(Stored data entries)
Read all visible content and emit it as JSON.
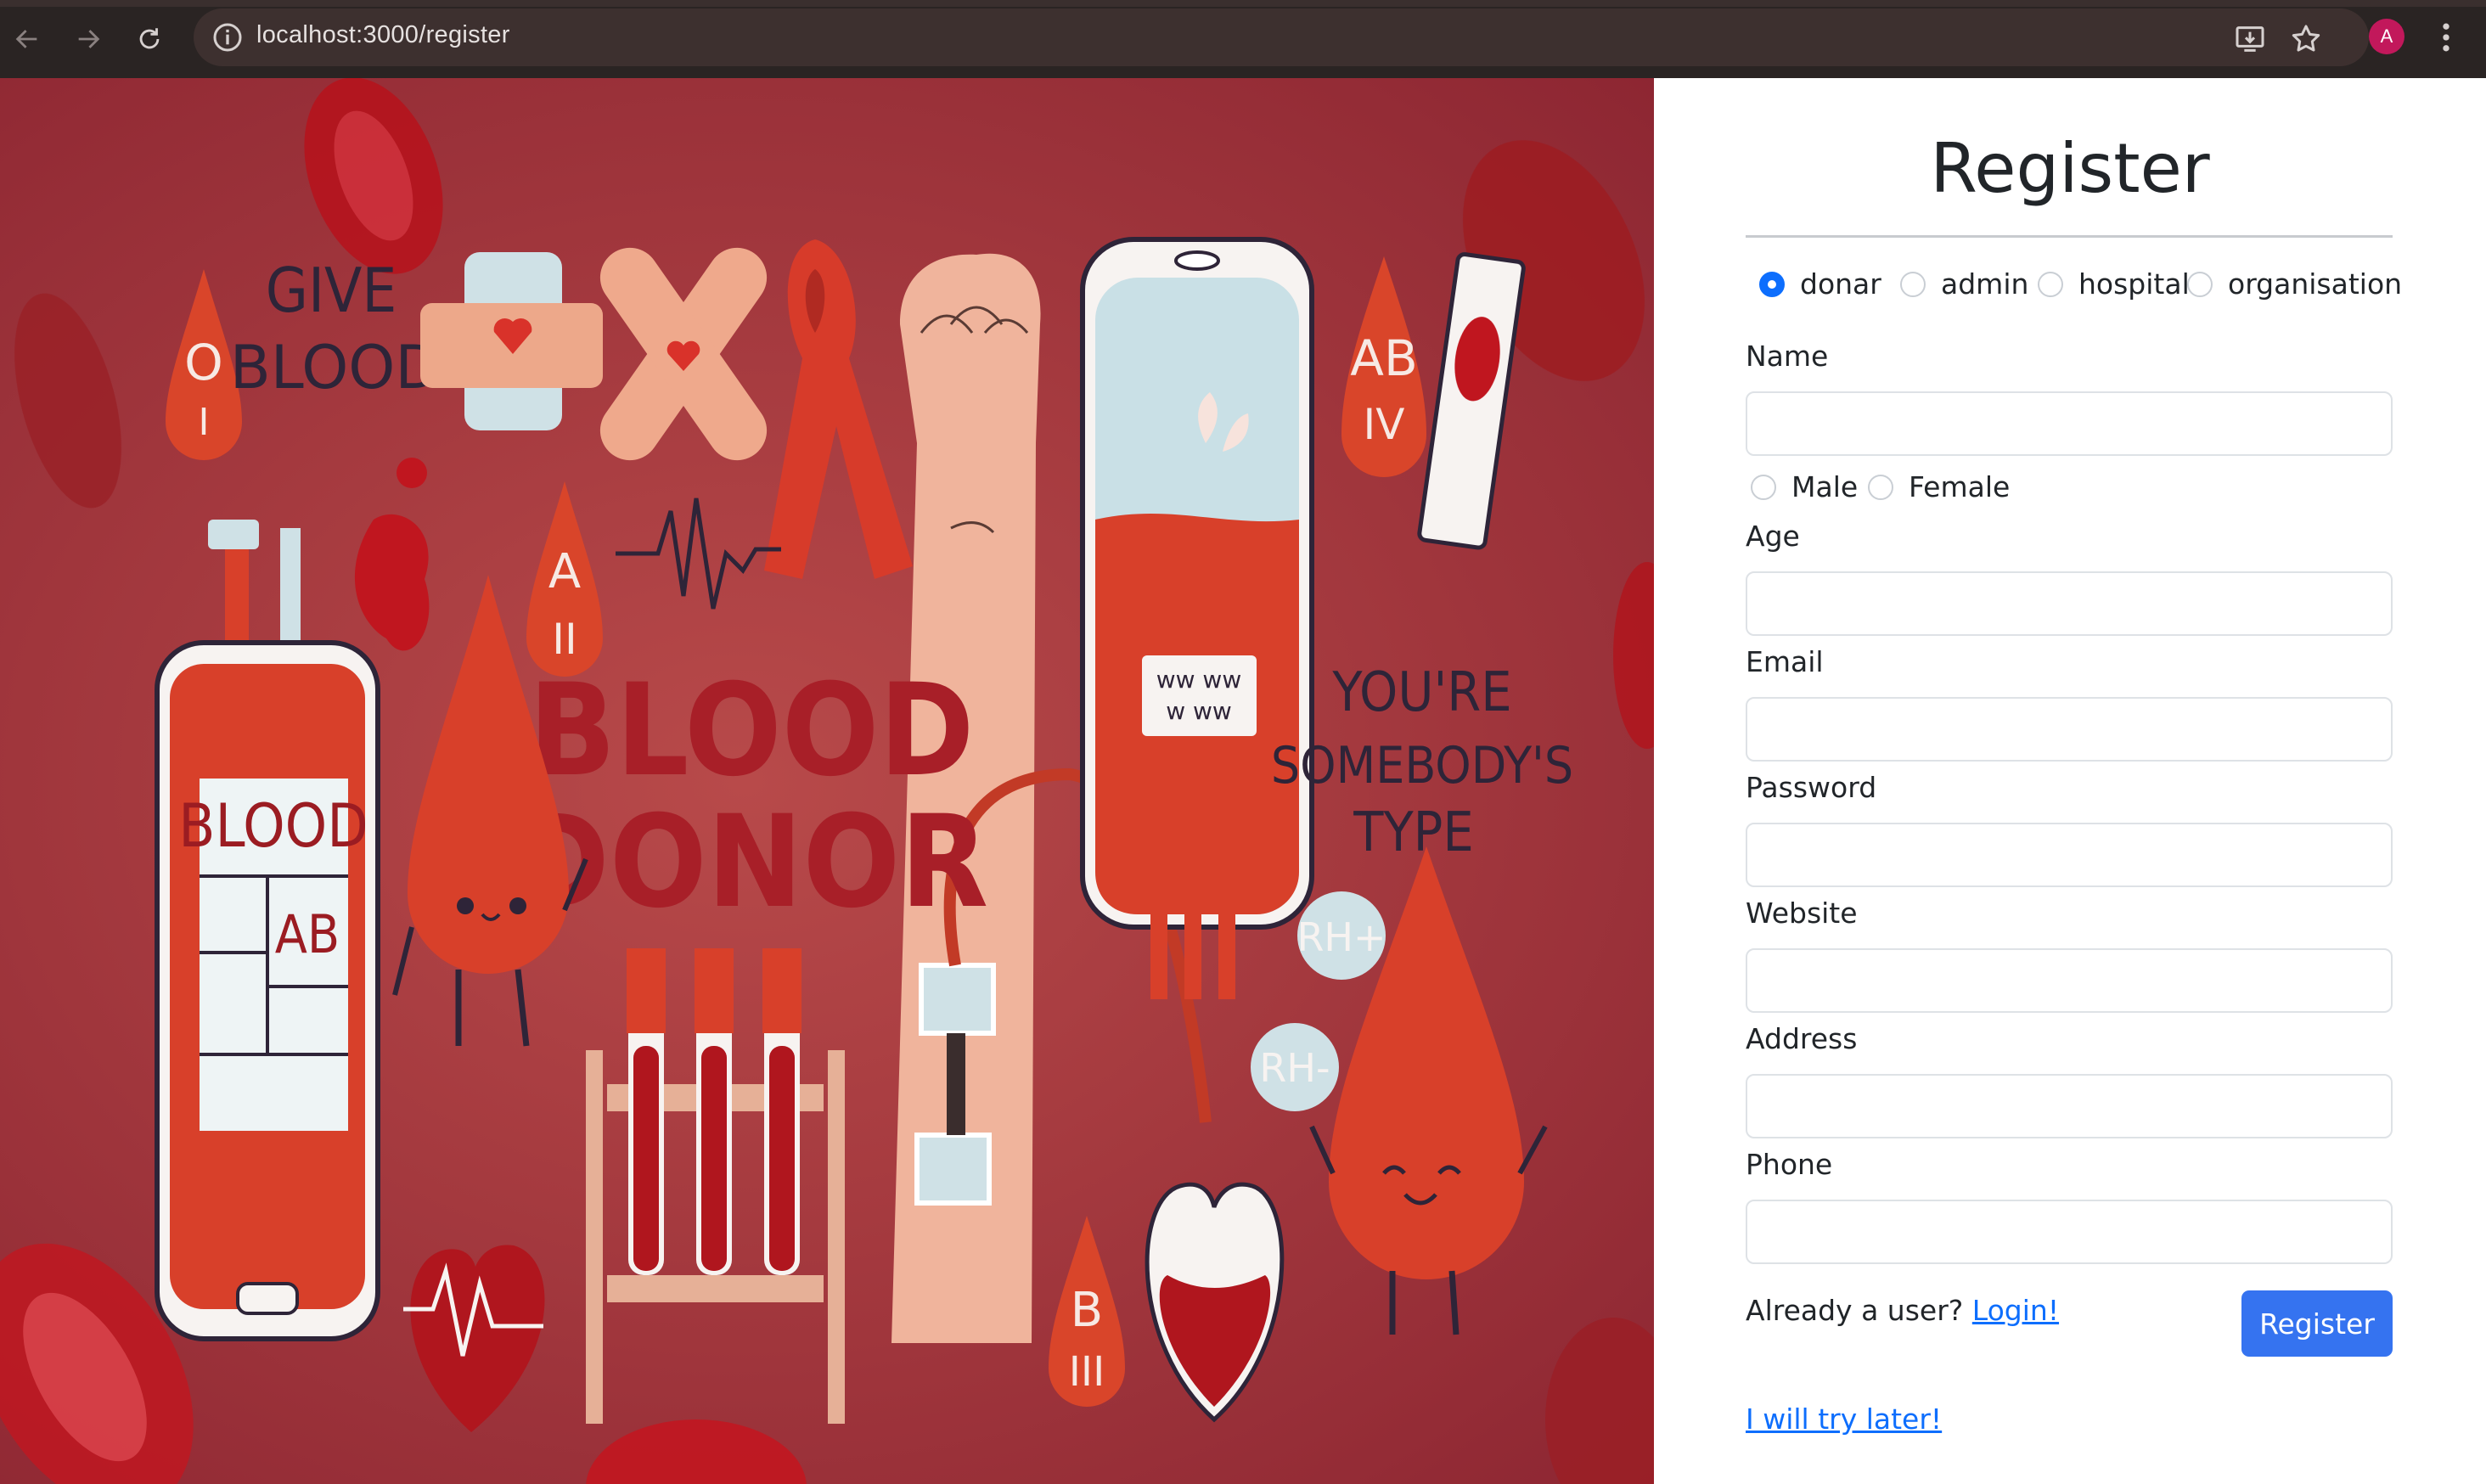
{
  "browser": {
    "url": "localhost:3000/register",
    "avatar_letter": "A"
  },
  "hero": {
    "texts": {
      "give": "GIVE",
      "blood_small": "BLOOD",
      "blood_big": "BLOOD",
      "donor": "DONOR",
      "bag_blood": "BLOOD",
      "bag_ab": "AB",
      "o": "O",
      "o_roman": "I",
      "a": "A",
      "a_roman": "II",
      "ab": "AB",
      "ab_roman": "IV",
      "b": "B",
      "b_roman": "III",
      "youre": "YOU'RE",
      "somebodys": "SOMEBODY'S",
      "type": "TYPE",
      "rh_pos": "RH+",
      "rh_neg": "RH-"
    }
  },
  "form": {
    "title": "Register",
    "roles": [
      {
        "label": "donar",
        "checked": true
      },
      {
        "label": "admin",
        "checked": false
      },
      {
        "label": "hospital",
        "checked": false
      },
      {
        "label": "organisation",
        "checked": false
      }
    ],
    "name_label": "Name",
    "genders": [
      {
        "label": "Male"
      },
      {
        "label": "Female"
      }
    ],
    "age_label": "Age",
    "email_label": "Email",
    "password_label": "Password",
    "website_label": "Website",
    "address_label": "Address",
    "phone_label": "Phone",
    "already_text": "Already a user?",
    "login_link": "Login!",
    "register_button": "Register",
    "later_link": "I will try later!"
  }
}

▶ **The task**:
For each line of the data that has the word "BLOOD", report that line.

▶ **Written reply**:
      "blood_small": "BLOOD",
      "blood_big": "BLOOD",
      "bag_blood": "BLOOD",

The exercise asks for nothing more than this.